**PROBLEM DETAILS:** Filter this material down to the lines that contain the string "JSON", and return those lines.

**GIVEN RECORDS:**
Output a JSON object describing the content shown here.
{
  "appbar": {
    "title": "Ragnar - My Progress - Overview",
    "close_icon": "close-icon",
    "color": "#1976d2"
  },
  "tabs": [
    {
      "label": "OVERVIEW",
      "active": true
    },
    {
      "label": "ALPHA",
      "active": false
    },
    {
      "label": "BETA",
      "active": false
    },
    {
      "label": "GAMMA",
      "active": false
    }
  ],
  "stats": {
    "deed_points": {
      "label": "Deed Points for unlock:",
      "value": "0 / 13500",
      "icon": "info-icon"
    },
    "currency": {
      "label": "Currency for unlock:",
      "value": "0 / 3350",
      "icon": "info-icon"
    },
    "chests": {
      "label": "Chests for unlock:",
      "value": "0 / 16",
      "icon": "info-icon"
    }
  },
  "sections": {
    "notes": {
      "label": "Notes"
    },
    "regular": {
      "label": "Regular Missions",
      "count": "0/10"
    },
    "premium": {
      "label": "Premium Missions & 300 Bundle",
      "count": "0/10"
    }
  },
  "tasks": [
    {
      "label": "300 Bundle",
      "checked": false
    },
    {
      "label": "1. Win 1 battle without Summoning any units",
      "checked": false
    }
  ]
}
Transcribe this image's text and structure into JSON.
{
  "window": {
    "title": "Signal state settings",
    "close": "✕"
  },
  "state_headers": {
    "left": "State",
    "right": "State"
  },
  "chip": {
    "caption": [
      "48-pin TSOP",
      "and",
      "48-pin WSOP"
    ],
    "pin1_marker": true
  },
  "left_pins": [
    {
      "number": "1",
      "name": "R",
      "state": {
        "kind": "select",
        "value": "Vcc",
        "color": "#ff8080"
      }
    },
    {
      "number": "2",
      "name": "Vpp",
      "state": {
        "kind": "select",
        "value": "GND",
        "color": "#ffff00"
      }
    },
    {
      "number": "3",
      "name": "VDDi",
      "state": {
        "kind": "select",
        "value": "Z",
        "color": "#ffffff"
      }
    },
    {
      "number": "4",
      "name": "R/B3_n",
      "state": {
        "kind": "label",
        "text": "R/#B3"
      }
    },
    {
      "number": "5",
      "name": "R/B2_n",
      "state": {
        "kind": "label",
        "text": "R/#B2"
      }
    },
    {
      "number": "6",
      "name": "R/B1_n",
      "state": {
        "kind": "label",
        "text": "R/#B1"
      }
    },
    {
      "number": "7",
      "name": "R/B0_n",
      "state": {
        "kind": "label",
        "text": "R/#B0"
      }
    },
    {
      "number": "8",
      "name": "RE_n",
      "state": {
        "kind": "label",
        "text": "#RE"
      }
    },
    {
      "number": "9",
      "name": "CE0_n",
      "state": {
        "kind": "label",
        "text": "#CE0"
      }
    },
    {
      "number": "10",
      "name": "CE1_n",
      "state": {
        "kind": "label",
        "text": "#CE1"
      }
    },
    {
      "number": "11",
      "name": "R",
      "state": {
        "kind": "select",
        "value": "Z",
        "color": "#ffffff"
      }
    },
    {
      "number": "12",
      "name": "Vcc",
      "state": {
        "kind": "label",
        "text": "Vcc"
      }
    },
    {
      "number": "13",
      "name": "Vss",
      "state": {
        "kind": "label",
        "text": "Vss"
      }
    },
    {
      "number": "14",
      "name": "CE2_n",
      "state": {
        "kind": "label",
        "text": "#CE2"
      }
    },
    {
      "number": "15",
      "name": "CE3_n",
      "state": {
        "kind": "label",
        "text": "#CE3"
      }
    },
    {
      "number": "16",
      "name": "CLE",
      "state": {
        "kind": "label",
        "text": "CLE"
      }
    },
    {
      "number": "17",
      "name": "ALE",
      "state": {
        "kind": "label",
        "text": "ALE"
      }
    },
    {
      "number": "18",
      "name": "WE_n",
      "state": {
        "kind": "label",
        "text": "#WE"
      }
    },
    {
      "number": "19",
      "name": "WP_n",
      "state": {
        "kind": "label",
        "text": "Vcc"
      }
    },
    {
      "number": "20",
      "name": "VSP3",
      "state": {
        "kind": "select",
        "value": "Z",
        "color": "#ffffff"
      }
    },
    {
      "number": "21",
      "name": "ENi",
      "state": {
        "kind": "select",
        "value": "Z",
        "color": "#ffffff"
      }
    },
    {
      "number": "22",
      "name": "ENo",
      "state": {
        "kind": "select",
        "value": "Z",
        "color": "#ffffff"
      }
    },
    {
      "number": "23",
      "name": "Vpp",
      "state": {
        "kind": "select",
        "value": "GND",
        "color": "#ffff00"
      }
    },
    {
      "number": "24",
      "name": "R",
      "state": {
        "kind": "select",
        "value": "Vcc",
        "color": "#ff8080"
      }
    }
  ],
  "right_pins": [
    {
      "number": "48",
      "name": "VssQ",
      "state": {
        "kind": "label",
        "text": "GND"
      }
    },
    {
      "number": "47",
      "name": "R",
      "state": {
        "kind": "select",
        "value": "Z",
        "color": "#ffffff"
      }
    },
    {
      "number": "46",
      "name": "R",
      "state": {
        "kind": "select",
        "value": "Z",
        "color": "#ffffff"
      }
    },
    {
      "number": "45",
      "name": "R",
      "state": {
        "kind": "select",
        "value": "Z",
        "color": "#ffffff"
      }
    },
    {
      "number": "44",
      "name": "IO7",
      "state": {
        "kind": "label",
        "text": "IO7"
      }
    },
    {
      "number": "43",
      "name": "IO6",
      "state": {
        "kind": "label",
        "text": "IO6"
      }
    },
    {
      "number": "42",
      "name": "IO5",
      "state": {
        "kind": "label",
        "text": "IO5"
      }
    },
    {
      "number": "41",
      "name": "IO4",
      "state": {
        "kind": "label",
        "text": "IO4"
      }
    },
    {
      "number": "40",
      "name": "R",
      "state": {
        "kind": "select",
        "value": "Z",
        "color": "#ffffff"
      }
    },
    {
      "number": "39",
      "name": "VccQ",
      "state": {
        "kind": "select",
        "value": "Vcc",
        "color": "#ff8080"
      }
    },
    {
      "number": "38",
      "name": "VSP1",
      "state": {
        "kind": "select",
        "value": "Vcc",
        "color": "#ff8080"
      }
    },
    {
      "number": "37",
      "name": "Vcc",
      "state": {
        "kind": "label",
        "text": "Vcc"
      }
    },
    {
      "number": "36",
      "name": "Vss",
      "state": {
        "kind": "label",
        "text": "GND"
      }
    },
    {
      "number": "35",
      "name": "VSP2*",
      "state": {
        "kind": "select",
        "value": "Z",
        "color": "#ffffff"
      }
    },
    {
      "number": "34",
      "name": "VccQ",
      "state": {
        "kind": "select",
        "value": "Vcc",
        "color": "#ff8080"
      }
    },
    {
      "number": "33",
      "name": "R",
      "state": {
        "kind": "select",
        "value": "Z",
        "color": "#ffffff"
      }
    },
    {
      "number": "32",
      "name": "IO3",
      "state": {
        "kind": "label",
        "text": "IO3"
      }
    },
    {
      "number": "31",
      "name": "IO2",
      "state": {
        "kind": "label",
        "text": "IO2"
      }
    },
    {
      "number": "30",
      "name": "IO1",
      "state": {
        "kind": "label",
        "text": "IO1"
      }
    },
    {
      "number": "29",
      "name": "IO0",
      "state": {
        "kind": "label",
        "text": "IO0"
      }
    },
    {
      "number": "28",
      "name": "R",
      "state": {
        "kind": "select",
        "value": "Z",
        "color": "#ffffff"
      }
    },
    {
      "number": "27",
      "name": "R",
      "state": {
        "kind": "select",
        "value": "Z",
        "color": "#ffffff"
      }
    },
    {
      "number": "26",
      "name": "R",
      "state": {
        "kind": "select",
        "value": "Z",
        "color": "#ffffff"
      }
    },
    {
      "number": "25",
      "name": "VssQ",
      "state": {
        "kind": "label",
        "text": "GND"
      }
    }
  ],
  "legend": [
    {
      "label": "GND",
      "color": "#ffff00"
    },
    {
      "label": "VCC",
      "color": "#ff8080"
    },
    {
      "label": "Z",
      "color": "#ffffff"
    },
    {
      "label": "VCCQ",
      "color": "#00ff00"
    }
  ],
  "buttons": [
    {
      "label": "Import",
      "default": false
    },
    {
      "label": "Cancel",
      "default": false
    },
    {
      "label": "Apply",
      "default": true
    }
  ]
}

**RESPONSE AREA:**
Output a JSON object describing the content shown here.
Transcribe this image's text and structure into JSON.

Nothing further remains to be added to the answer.